═══ Given information
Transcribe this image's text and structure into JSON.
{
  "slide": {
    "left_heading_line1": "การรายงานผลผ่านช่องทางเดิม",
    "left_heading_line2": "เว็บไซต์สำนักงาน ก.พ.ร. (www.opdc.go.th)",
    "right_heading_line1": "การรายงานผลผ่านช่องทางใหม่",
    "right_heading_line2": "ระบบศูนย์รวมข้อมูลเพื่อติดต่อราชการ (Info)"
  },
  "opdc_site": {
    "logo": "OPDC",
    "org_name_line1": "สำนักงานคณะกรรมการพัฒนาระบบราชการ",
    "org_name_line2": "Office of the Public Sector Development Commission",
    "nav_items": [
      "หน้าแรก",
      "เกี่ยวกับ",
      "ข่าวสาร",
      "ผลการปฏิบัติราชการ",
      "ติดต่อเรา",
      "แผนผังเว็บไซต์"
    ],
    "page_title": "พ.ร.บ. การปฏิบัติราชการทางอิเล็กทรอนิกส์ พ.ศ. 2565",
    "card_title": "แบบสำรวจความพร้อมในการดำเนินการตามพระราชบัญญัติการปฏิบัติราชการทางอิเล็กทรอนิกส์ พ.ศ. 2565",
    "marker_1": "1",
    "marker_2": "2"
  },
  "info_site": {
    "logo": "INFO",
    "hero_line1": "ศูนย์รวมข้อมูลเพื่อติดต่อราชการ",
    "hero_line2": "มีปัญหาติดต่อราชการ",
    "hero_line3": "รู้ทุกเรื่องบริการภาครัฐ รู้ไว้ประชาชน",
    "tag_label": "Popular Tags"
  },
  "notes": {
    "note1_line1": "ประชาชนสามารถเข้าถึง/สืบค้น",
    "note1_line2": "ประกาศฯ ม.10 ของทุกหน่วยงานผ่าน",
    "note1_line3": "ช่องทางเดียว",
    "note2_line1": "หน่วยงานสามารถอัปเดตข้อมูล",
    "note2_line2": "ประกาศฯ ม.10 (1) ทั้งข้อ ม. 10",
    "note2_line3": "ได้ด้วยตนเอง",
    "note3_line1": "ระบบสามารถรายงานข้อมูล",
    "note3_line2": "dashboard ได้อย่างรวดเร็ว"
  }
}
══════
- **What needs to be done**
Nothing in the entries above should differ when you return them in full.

- **Problem solution**
Transcribe this image's text and structure into JSON.
{
  "slide": {
    "left_heading_line1": "การรายงานผลผ่านช่องทางเดิม",
    "left_heading_line2": "เว็บไซต์สำนักงาน ก.พ.ร. (www.opdc.go.th)",
    "right_heading_line1": "การรายงานผลผ่านช่องทางใหม่",
    "right_heading_line2": "ระบบศูนย์รวมข้อมูลเพื่อติดต่อราชการ (Info)"
  },
  "opdc_site": {
    "logo": "OPDC",
    "org_name_line1": "สำนักงานคณะกรรมการพัฒนาระบบราชการ",
    "org_name_line2": "Office of the Public Sector Development Commission",
    "nav_items": [
      "หน้าแรก",
      "เกี่ยวกับ",
      "ข่าวสาร",
      "ผลการปฏิบัติราชการ",
      "ติดต่อเรา",
      "แผนผังเว็บไซต์"
    ],
    "page_title": "พ.ร.บ. การปฏิบัติราชการทางอิเล็กทรอนิกส์ พ.ศ. 2565",
    "card_title": "แบบสำรวจความพร้อมในการดำเนินการตามพระราชบัญญัติการปฏิบัติราชการทางอิเล็กทรอนิกส์ พ.ศ. 2565",
    "marker_1": "1",
    "marker_2": "2"
  },
  "info_site": {
    "logo": "INFO",
    "hero_line1": "ศูนย์รวมข้อมูลเพื่อติดต่อราชการ",
    "hero_line2": "มีปัญหาติดต่อราชการ",
    "hero_line3": "รู้ทุกเรื่องบริการภาครัฐ รู้ไว้ประชาชน",
    "tag_label": "Popular Tags"
  },
  "notes": {
    "note1_line1": "ประชาชนสามารถเข้าถึง/สืบค้น",
    "note1_line2": "ประกาศฯ ม.10 ของทุกหน่วยงานผ่าน",
    "note1_line3": "ช่องทางเดียว",
    "note2_line1": "หน่วยงานสามารถอัปเดตข้อมูล",
    "note2_line2": "ประกาศฯ ม.10 (1) ทั้งข้อ ม. 10",
    "note2_line3": "ได้ด้วยตนเอง",
    "note3_line1": "ระบบสามารถรายงานข้อมูล",
    "note3_line2": "dashboard ได้อย่างรวดเร็ว"
  }
}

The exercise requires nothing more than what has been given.